All lines from the entries below that contain the string "JSON" should be copied out.

Items from an interface collection
====
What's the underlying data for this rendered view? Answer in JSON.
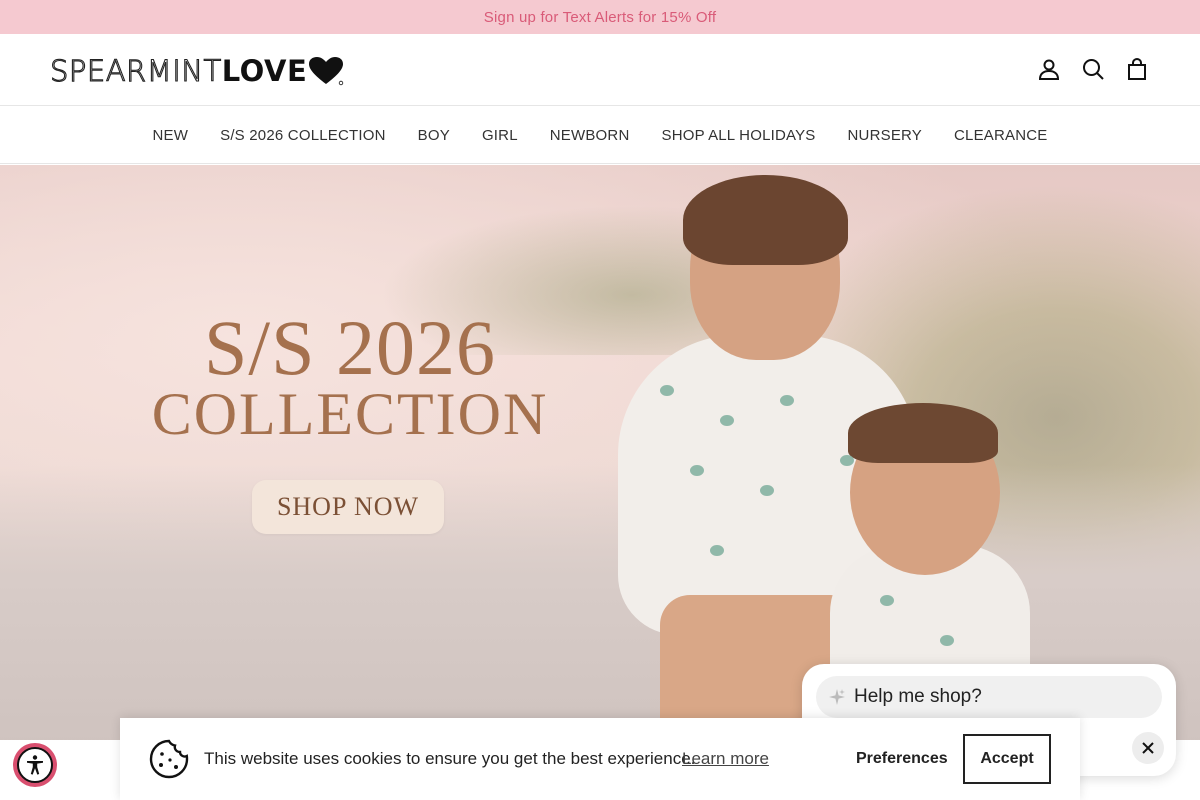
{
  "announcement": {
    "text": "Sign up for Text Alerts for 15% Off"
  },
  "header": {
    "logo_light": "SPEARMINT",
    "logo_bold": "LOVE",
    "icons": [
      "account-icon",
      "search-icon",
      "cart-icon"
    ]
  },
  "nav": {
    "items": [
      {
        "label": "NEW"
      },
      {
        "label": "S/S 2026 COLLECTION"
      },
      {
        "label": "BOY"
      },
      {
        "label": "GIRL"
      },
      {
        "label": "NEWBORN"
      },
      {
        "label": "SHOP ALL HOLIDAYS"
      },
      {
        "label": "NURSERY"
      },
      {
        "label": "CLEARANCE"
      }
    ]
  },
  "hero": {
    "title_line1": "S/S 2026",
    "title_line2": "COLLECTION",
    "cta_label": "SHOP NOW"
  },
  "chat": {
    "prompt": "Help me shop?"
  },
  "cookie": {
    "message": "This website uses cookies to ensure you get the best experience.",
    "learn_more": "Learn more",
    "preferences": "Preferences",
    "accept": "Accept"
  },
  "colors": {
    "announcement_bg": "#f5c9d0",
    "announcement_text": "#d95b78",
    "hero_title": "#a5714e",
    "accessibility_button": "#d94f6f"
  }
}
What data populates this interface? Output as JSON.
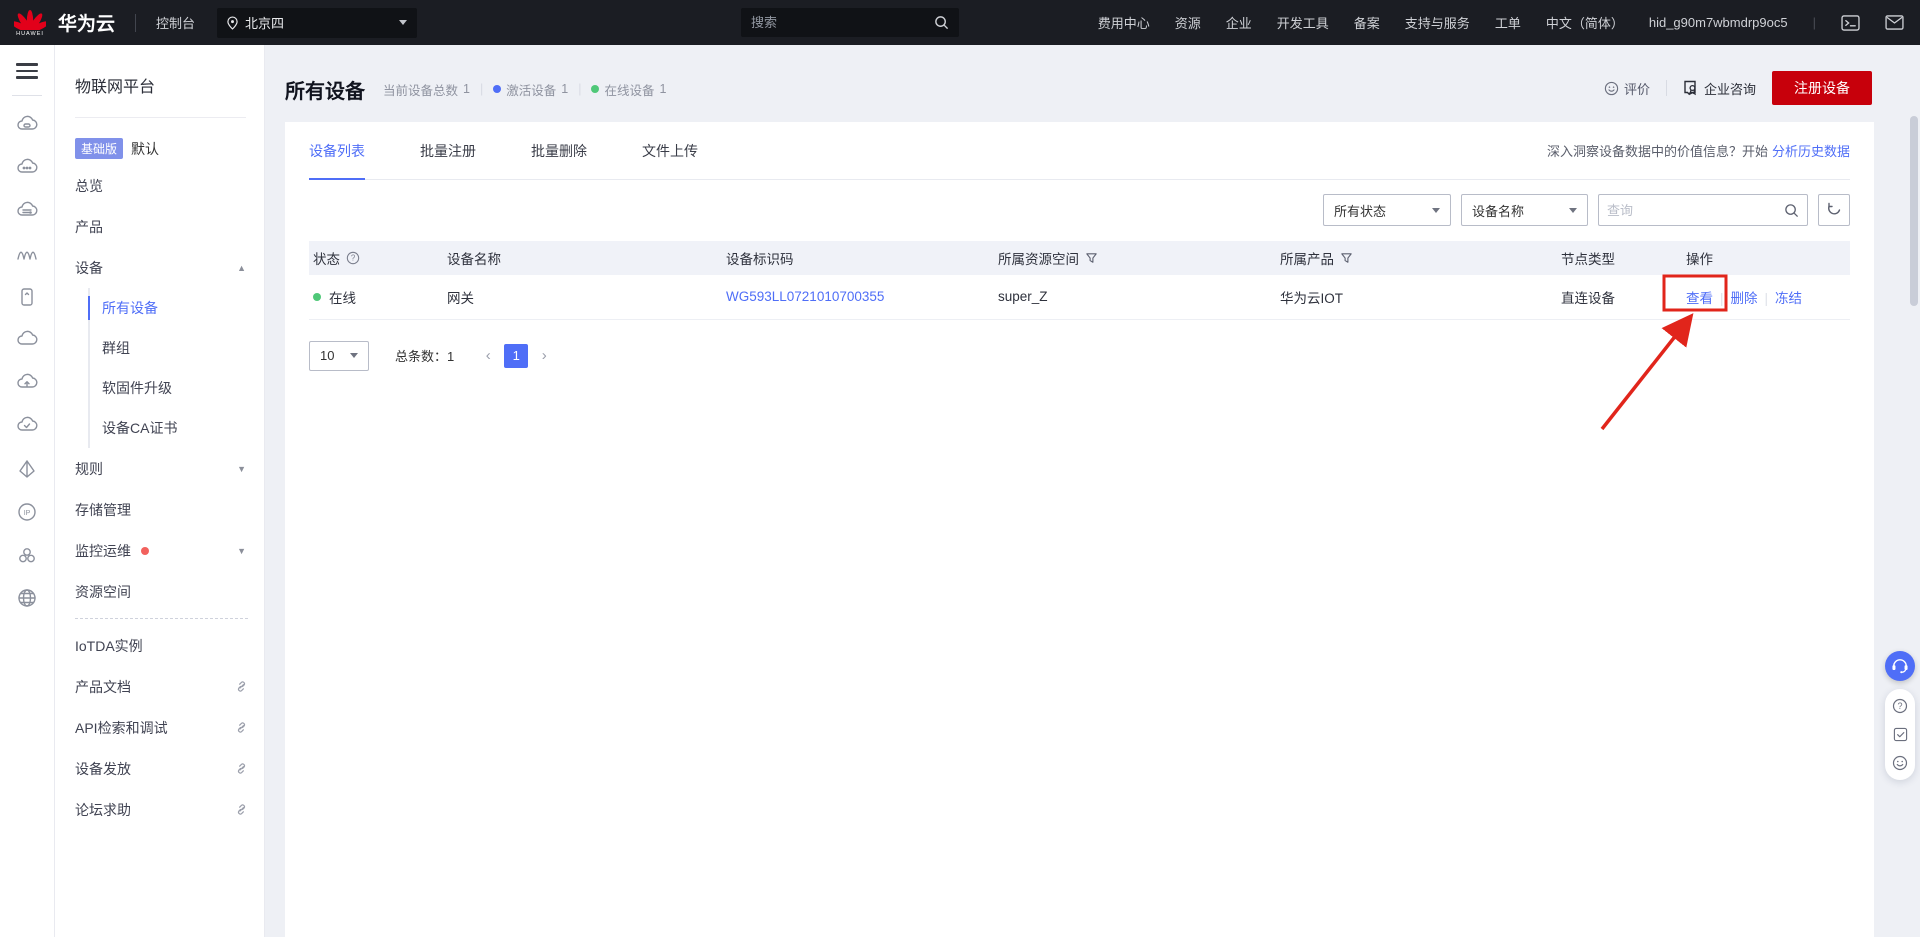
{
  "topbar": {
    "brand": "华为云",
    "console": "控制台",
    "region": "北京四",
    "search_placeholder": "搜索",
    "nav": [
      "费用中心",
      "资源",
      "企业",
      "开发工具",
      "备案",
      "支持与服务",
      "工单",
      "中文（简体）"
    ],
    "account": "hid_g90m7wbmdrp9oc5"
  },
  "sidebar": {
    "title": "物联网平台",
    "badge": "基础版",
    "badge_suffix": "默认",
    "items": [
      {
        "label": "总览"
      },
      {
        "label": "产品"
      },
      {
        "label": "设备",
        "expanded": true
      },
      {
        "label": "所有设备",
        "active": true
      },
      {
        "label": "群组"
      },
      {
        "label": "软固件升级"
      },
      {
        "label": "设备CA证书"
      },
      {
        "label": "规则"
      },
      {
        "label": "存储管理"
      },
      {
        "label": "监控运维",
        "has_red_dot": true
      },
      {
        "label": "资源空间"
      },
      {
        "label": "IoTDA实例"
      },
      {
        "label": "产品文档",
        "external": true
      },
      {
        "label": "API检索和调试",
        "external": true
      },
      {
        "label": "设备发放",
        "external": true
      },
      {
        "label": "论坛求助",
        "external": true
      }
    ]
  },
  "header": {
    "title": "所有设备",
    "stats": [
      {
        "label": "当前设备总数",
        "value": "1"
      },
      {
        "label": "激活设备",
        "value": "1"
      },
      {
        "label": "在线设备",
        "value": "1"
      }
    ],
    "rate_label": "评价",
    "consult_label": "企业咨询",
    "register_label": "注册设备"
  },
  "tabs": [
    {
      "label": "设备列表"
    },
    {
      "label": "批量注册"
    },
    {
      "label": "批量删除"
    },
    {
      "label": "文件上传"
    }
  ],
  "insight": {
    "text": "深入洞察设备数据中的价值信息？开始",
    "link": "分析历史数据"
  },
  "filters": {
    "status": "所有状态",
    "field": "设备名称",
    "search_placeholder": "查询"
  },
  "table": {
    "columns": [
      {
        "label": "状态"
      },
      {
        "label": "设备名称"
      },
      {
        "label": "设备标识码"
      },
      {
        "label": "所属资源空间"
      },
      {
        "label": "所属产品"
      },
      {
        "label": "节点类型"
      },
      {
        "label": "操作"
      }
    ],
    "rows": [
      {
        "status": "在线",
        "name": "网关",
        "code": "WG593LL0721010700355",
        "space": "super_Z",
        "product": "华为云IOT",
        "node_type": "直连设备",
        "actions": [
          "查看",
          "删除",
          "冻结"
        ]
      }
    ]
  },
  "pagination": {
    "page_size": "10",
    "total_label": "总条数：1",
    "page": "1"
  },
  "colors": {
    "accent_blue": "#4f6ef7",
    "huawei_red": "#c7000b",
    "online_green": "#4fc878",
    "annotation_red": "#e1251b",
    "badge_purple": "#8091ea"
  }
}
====
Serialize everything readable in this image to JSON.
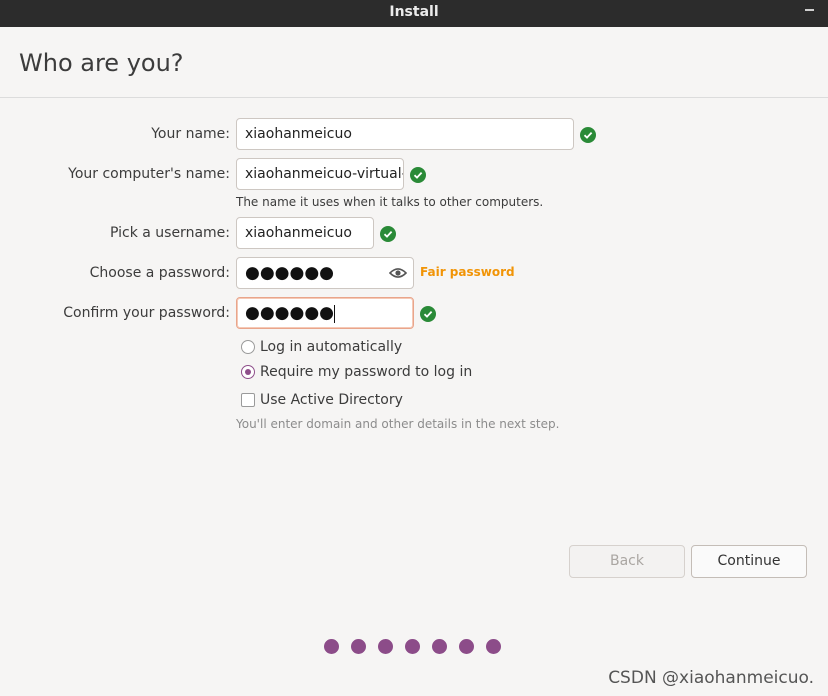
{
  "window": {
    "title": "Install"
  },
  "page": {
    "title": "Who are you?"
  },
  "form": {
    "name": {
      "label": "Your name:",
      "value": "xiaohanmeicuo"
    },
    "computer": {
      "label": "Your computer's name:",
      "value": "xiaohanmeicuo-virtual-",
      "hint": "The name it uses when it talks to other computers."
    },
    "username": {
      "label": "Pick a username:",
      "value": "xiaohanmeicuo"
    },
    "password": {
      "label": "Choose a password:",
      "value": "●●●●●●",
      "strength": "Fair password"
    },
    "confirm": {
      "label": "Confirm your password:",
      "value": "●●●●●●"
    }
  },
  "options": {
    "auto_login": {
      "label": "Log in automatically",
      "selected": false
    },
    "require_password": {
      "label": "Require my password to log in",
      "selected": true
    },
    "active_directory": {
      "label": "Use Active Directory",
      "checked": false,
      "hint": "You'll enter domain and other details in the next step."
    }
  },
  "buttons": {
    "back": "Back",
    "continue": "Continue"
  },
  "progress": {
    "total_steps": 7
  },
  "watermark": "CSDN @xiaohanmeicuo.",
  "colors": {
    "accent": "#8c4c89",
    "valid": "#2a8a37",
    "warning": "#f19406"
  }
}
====
# [Worked solution]
What's the underlying data for this rendered view? Answer in JSON.
What data populates this interface? Output as JSON.
Serialize everything readable in this image to JSON.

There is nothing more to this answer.